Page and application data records
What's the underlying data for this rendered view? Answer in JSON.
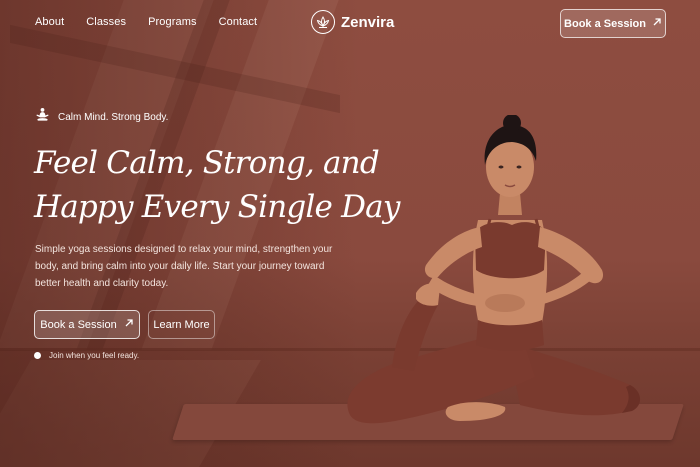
{
  "nav": {
    "links": [
      "About",
      "Classes",
      "Programs",
      "Contact"
    ],
    "brand": "Zenvira",
    "cta_label": "Book a Session"
  },
  "hero": {
    "tagline": "Calm Mind. Strong Body.",
    "headline_line1": "Feel Calm, Strong, and",
    "headline_line2": "Happy Every Single Day",
    "description": "Simple yoga sessions designed to relax your mind, strengthen your body, and bring calm into your daily life. Start your journey toward better health and clarity today.",
    "primary_cta": "Book a Session",
    "secondary_cta": "Learn More",
    "note": "Join when you feel ready."
  },
  "icons": {
    "brand": "lotus-icon",
    "tagline": "meditation-icon",
    "cta": "arrow-up-right-icon"
  },
  "colors": {
    "background": "#8a4a3e",
    "text": "#ffffff",
    "skin": "#c98a68",
    "outfit": "#7a3a2e"
  }
}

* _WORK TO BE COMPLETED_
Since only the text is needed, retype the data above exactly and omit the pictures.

* _SOLUTION FOR THIS EXERCISE_
What's the underlying data for this rendered view? Answer in JSON.
{
  "nav": {
    "links": [
      "About",
      "Classes",
      "Programs",
      "Contact"
    ],
    "brand": "Zenvira",
    "cta_label": "Book a Session"
  },
  "hero": {
    "tagline": "Calm Mind. Strong Body.",
    "headline_line1": "Feel Calm, Strong, and",
    "headline_line2": "Happy Every Single Day",
    "description": "Simple yoga sessions designed to relax your mind, strengthen your body, and bring calm into your daily life. Start your journey toward better health and clarity today.",
    "primary_cta": "Book a Session",
    "secondary_cta": "Learn More",
    "note": "Join when you feel ready."
  },
  "icons": {
    "brand": "lotus-icon",
    "tagline": "meditation-icon",
    "cta": "arrow-up-right-icon"
  },
  "colors": {
    "background": "#8a4a3e",
    "text": "#ffffff",
    "skin": "#c98a68",
    "outfit": "#7a3a2e"
  }
}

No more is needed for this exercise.